WORK REQUEST: Lines holding the word "bubble": how many does the material below have? Answer with nothing but the number.

◆ ◆ ◆ ◆

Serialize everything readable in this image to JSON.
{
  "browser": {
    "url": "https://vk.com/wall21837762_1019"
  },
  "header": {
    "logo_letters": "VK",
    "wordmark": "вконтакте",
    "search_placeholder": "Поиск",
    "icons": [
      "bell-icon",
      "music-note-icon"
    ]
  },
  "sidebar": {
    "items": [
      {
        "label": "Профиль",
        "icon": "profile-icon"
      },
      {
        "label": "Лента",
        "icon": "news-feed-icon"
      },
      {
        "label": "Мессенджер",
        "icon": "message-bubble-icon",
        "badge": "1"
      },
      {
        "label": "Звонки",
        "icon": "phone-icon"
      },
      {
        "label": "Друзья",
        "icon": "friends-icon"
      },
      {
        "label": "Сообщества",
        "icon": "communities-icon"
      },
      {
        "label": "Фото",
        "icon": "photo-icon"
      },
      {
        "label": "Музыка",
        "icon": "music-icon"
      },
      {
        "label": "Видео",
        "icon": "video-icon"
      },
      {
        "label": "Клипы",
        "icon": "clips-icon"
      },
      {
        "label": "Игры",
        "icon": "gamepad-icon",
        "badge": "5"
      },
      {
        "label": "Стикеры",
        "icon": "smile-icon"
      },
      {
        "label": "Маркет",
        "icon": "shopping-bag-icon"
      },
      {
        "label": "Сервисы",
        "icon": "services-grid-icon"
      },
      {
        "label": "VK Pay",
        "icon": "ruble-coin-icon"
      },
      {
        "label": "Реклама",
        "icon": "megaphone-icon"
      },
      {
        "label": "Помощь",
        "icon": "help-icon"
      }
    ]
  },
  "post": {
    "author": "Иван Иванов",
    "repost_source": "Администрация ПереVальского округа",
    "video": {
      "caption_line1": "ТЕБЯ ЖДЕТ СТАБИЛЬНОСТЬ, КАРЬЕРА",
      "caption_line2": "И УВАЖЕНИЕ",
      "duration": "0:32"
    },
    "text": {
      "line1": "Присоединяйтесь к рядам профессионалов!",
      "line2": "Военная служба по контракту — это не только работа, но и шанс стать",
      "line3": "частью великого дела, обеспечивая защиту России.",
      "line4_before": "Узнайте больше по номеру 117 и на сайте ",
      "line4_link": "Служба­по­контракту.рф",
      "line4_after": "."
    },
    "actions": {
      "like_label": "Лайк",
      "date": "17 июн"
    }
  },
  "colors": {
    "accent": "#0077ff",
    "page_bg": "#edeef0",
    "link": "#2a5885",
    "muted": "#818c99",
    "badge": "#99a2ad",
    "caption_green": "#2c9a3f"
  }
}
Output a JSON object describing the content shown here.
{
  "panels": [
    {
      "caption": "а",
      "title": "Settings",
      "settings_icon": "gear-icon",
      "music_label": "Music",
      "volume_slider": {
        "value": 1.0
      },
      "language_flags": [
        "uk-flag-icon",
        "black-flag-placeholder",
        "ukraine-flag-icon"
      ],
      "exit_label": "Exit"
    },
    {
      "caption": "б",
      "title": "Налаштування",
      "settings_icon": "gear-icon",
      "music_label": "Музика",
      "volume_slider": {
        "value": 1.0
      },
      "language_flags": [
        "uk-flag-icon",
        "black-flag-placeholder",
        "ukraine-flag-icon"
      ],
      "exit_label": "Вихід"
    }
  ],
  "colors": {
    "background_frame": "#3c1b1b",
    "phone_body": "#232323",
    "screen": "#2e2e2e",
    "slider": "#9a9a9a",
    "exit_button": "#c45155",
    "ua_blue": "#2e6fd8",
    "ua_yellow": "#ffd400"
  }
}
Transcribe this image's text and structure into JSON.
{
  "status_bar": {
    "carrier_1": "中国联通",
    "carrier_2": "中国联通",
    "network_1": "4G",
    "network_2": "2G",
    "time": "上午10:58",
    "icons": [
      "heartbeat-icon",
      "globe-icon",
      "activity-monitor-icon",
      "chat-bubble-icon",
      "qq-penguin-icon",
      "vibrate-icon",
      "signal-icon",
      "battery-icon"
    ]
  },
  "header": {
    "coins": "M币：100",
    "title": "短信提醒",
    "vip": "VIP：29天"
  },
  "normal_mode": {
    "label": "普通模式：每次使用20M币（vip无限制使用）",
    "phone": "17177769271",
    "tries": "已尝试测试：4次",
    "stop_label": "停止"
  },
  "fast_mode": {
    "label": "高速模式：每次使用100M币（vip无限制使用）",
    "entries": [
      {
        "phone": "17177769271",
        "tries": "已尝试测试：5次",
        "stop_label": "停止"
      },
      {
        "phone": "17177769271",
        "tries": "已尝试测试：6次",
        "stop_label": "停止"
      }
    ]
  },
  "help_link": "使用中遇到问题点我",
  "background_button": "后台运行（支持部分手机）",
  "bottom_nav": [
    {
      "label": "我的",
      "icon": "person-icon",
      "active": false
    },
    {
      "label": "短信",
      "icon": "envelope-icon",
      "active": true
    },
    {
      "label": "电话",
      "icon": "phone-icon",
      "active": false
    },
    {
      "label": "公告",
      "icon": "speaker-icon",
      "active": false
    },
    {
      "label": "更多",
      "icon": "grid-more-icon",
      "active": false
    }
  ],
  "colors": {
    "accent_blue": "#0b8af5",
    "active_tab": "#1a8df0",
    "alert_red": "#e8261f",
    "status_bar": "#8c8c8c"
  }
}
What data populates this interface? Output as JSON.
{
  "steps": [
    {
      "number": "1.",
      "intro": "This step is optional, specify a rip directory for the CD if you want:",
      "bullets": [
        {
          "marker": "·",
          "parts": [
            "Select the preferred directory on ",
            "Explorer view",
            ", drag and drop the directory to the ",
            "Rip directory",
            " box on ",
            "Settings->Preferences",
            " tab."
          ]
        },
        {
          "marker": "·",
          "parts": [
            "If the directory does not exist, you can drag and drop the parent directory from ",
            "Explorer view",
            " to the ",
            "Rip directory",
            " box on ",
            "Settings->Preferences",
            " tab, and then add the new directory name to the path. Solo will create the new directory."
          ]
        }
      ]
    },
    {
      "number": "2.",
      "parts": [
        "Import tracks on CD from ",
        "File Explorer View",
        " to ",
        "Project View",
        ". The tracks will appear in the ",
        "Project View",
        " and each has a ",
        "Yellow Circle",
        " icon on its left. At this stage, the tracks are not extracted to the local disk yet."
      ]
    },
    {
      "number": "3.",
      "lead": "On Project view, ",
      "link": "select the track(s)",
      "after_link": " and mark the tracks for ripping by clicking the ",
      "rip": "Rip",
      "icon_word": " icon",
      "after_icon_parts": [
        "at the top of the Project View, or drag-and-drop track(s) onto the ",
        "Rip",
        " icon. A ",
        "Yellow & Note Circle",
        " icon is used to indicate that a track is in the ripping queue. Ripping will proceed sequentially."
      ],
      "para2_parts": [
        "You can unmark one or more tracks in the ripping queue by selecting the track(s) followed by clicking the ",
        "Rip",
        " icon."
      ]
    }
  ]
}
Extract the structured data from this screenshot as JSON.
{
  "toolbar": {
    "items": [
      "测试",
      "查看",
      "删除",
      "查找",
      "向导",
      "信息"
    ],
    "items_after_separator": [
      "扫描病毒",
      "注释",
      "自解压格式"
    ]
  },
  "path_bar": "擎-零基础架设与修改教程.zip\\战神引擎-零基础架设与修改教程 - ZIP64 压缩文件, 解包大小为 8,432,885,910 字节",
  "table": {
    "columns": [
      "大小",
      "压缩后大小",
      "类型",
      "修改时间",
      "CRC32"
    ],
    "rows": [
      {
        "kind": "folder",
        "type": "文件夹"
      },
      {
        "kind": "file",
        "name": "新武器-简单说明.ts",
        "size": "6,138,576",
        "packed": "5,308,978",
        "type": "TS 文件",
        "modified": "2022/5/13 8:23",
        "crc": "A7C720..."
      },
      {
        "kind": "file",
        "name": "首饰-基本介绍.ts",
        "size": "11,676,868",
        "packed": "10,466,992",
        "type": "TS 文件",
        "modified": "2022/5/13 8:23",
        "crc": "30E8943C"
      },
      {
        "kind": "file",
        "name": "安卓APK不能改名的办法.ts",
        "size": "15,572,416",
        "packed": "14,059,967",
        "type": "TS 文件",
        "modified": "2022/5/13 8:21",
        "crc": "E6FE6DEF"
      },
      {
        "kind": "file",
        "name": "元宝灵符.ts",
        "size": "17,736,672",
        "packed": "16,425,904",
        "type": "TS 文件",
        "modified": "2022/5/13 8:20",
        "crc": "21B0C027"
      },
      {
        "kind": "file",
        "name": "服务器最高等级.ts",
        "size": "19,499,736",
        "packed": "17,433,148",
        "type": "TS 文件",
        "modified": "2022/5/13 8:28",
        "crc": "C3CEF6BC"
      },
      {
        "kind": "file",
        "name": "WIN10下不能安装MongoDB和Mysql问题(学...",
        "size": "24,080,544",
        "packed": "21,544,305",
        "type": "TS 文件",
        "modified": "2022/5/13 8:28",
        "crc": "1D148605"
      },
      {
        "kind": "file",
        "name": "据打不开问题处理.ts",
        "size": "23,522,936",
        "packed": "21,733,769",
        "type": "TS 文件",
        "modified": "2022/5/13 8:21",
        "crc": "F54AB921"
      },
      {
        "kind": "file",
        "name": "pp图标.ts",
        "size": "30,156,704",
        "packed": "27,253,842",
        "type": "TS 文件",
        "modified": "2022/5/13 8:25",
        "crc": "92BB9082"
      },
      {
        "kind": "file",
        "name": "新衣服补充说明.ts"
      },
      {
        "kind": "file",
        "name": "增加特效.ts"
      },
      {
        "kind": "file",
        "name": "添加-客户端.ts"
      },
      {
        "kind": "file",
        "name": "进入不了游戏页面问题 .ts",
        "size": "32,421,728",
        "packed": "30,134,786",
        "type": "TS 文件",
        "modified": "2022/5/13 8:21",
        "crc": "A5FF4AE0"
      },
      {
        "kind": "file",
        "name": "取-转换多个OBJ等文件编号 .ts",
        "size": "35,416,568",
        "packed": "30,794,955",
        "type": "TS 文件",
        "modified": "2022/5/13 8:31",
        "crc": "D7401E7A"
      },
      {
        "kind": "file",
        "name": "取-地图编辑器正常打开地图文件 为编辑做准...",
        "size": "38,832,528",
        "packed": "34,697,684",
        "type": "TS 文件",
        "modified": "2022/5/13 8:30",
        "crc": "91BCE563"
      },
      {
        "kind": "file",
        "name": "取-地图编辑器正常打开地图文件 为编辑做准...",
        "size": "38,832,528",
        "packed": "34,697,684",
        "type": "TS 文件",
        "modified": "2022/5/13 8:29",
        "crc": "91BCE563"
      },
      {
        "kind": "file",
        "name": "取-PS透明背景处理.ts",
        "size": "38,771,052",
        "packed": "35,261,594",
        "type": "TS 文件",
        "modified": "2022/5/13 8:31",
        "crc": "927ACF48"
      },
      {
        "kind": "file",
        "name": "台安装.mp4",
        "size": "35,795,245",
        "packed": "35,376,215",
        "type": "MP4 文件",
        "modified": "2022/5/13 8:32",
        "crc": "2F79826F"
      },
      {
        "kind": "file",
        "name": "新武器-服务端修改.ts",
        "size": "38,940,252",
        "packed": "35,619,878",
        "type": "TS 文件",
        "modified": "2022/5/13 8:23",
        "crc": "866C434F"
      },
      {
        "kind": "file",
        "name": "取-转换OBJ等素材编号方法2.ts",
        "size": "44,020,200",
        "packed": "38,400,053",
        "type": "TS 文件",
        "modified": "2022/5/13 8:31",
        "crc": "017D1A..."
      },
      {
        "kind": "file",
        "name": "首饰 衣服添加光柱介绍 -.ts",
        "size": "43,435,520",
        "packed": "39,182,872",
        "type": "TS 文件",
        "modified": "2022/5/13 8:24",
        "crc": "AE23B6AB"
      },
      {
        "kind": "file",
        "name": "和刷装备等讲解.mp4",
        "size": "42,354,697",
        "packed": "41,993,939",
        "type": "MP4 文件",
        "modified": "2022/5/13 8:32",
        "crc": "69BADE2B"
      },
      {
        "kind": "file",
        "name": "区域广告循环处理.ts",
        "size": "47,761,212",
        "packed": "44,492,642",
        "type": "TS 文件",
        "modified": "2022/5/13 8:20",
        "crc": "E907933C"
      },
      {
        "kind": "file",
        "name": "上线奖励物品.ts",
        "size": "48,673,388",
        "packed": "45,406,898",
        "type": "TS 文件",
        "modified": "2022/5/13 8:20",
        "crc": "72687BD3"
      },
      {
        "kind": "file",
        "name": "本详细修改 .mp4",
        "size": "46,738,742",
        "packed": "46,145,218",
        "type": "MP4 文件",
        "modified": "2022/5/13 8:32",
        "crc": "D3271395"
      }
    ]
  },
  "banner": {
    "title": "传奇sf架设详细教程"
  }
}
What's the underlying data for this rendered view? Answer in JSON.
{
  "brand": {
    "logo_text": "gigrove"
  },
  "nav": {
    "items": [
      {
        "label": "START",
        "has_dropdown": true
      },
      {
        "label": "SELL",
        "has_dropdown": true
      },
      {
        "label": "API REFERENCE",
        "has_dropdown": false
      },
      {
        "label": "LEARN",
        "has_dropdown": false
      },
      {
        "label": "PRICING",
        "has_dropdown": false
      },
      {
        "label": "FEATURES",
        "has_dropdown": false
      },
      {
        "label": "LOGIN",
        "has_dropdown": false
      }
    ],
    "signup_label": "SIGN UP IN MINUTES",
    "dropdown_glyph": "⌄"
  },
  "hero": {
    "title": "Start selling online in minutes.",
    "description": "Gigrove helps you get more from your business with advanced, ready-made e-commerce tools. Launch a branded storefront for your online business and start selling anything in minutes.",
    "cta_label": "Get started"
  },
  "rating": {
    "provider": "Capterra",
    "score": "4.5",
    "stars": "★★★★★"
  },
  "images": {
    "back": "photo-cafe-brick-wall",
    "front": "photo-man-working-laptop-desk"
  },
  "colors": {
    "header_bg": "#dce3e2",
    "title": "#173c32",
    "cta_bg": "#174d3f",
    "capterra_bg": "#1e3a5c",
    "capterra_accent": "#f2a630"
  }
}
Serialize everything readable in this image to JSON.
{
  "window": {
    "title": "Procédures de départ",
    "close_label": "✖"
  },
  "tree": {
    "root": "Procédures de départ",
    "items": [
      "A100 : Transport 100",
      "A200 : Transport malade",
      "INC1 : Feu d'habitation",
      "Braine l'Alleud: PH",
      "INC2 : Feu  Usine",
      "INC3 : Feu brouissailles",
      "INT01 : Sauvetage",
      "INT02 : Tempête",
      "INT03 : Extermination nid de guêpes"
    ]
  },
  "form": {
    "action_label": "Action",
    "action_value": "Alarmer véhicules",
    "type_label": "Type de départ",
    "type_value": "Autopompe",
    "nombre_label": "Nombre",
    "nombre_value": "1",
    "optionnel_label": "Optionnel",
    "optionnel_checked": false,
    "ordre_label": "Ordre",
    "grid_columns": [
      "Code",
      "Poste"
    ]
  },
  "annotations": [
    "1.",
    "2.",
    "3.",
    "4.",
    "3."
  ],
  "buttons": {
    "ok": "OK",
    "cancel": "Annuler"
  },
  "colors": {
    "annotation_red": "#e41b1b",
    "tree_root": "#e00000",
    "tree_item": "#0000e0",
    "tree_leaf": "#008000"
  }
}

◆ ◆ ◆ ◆

SOLUTION TO THIS EXERCISE: 2